I wasn't always the Bruce Lee of crawfish-eating kung-fu.  (Maybe that's overstepping it a little.  I'm probably more of a crawfish Jean-Claude Van Damme.)  I didn't realize how much I had to learn about the mystic art and profound science of mudbug mastery until I was a junior in high school, when I was playing on the varsity baseball team.  One day we were called on to play an away game in Port Sulphur, La., deep into the bayous south of New Orleans and a hearty drive away from home.  We got to leave school at noon, which was nice, however about halfway there, the heavens split and came down on us hard, forcing us to cancel the game, turn around and start driving home.

Our coach wasn't going to drive us all the way out into swamp country for nothing.  "Y'all hungry?" he asked, and we said yes, because we were high school athletes with the metabolism of your average hummingbird on amphetamines, so we were constantly hungry.  "Good," he said, "I know a decent place for crawfish not far from here."

When we arrived at the seafood shack in God Knows Where, Louisiana, I wasn't quite prepared for what I was about to witness.  As the team made our way through the mountain of boiled crawfish at a measured pace, Coach Dozier, seated at the head of the long table like an Emperor presiding over his court, shelled and ate the crustaceans in front of him at a velocity I could scarcely comprehend.  His movements were fast, but deliberate, with the kind of ease and skill only acquired after years of monastic study and practice.  It was a quick "one-two-three" maneuver: pull off the head, slurp the juices, pluck the tail meat.  Tick tick tick, like a metronome.  Then repeat.  Repeat.  Repeat. Repeat.

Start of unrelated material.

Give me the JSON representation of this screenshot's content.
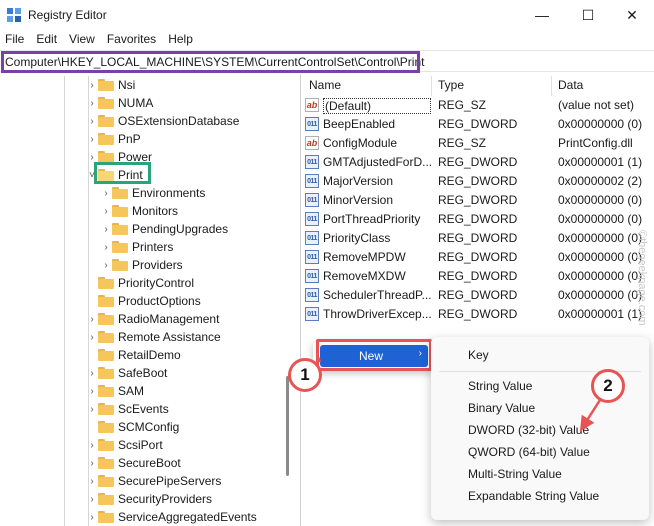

Malcolm Gladwell once posited that it takes 10,000 hours in the pursuit of any activity in order to achieve genuine mastery.  My guess is that Coach Dozier had at least double that.  Watching him work his way through pile after pile of crawfish was an eye-opener and a game-changer, all in one muggy afternoon somewhere off of highway 23.  When I returned to school just in time to catch the end of algebra class, my fingers numb with spice and my T-shirt graffitied with splashes of pungent crawfish guts (much to the revulsion of my classmates), I knew I had so much left to learn.

I might not yet have attained the zen-like perfection in which my baseball coach devoured crawfish, but I'm certainly no hack.  There are skills in these fingers.  Perhaps one day, with continued study and a grey Fu Manchu mustache reaching to my belt, I will reach that level.  Until then, all that's left to do is to practice.

Practice, practice, practice.

Native New Orleans food writer Scott Gold, author of The Shameless Carnivore and a blog by the same name, has written for Gourmet, Edible Brooklyn, The Faster Times, and other publications. His Food Porn Friday column for NolaVie offers a weekly mouth-watering photo designed to start culinary conversations in the Big Easy. Catch his weekly food column for The Advocate here.


Native New Orleans food writer Scott Gold, author of The Shameless Carnivore, has written for Gourmet, The New Orleans Advocate, Gambit, ThrillistEdible Brooklyn, Tasting Table, The Faster Times, and other publications. His Food Porn Friday column for NolaVie offers a weekly mouth-watering photo essay designed to start culinary conversations in the Big Easy. Find him on Twitter @scottgold.